A Field Guide to Japanese Mojibake

This post is part of a collection on Japanese Language Technology.

When you open a document with an encoding different than the one it was created with, it's not possible to display the original text, and instead a garbled mess of corrupted characters are printed out. These are called "mojibake" in Japanese, and the word has also been borrowed into English.

While mojibake aren't readable by humans, it turns out that different kinds of mojibake have different visual textures, and with a little experience you can guess the original encoding of a document just by looking at it. This page is a visual guide to how mojibake look in different encodings commonly used for Japanese.

Besides the visual samples, a brief explanation of how each encoding has been used historically is included. At the end there are some technical notes about how this article was made to break as intended in your browser.

Uncorrupted sample text:



The most common encoding on the web today, the adoption of UTF-8 has been slower in Japan than in other areas but in recent years it has finally become prevalent.


This combination is pretty common, and DailyPortalZ has an entertaining article where they find the meaning of the obscure characters that appear here. 繧繝 ungen in particular refers to a pattern of colored stripes used in textiles.

The colored strip at the bottom of this picture of Yoshimitsu Ashikaga is an ungen border on a tatami mat. The ungen border on a tatami was originally reserved for the Emperor and people of the highest rank, and today is commonly seen on hinadan doll sets used at Hinamatsuri. via Wikipedia.

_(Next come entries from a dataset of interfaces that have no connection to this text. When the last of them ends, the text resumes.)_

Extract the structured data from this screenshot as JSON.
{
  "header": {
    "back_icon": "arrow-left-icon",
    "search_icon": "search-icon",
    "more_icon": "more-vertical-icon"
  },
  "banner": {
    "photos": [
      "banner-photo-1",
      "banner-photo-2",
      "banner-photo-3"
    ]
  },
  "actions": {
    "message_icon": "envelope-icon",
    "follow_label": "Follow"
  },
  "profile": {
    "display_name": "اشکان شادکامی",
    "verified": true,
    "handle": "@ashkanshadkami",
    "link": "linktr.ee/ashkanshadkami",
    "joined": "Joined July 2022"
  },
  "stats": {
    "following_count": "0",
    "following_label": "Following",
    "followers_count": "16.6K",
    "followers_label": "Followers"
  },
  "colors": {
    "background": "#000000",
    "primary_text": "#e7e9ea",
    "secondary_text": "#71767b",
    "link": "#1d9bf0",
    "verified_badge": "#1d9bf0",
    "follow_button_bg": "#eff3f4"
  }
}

In the 2021 anime Urasekai Picnic, this kind of mojibake is used to provoke a sense of foreboding.


As ISO-2022-JP:

Shift JIS

Historically one of the most popular encodings, and at one time the main choice for Japanese web pages, Shift JIS (or SJIS) has largely been replaced by UTF-8 in modern applications. However, you're still likely to encounter it in legacy applications; in particular, email for feature phones (ガラケー) uses SJIS.

Served as UTF-8:

Served as EUC-JP:

Served as ISO-2022-JP:

Characters in SJIS are one or two bytes; ASCII characters are mostly carried over, but SJIS is not ASCII safe, and the second byte of two-byte characters has no special prefix, so it's not unusual for it to dissolve into a pile of unreadable escape characters.

Perhaps the most common source of mojibake with SJIS is a small number of popular but unusual characters that aren't in the encoding. The standout among these is 髙, a variant of 高. Called "hashigo-daka" (ladder "taka") because of the connected lines, it's a common character in names, and some people consistently use the variant to write their names. 﨑 tatsu-saki, a variant of the common 崎 character where the upper-right is 立 (stand) instead of 大 (big), is a similar but slightly less common case.

SJIS is also at least partly responsible for standardizing the confusion over the backslash and the yen sign, which continues to affect Japanese locales to this day.

There are also a number of platform specific variations to SJIS, which you can read more about at Wikipedia.


Originally developed for Unix systems, EUC-JP went out of style in much the same way as SJIS. It shares some base standards with ISO-2022-JP (introduced below), while having a simpler encoding system. Its usage was similar to SJIS but generally not as widespread.

Served as UTF-8:

Served as SJIS:

Served as ISO-2022-JP:

The main interesting pattern here is that a many half-width katakana turn up when EUC-JP is interepreted as SJIS. This is because SJIS encodes half-width katakana in single bytes using non-ASCII byte values.


ISO-2022-JP is a general-purpose encoding, but it ended up not widely used outside email, where it may still be encountered sometimes. The main reason it's suitable for email is that it's ASCII safe. However the biggest problem with the encoding it that it has many minor variants which may not be supported equally on all platforms, so mail that looks fine on one machine may be partly a mess on another. Commonly used characters that cause problems include "circle numbers" like ①.

Served as UTF-8:

Served as SJIS:

Served as EUC-JP:

Notice anything odd about the samples above? They're all the same! That's a side effect of ASCII safety. Because there are no characters that are interepreted as escapes by other encodings, ISO-2022-JP looks the same for the three encodings used here.

Technical Notes

It was harder than I thought it would be to create native mojibake like you should see in this article. Most technical guidance is about avoiding mojibake, so intentionally creating them, especially with many types in one place, turned out to be uncharted territory.

It's not possible for one part of a normal webpage, like a div, to have a different encoding from the rest of a page. But iframes don't have that restriction, so I used them. However that was only half a solution - there are different ways to specify the encoding of a document, but the only one I found to be effective was changing encoding headers returned by the webserver. I was able to modify those roughly following instructions from the W3C with some modifications.

In particular, the AddType option didn't work for me, I had to use the following style:

<Files "example.html">
  ForceType 'text/html; charset=UTF-8'

If you've found this guide of use, feel free to let me know, or check out my upcoming book Introduction to Japanese Natural Language Processing, which has a short section on mojibake as part of a wealth of other topics. You might also enjoy my article about ghost characters. Ψ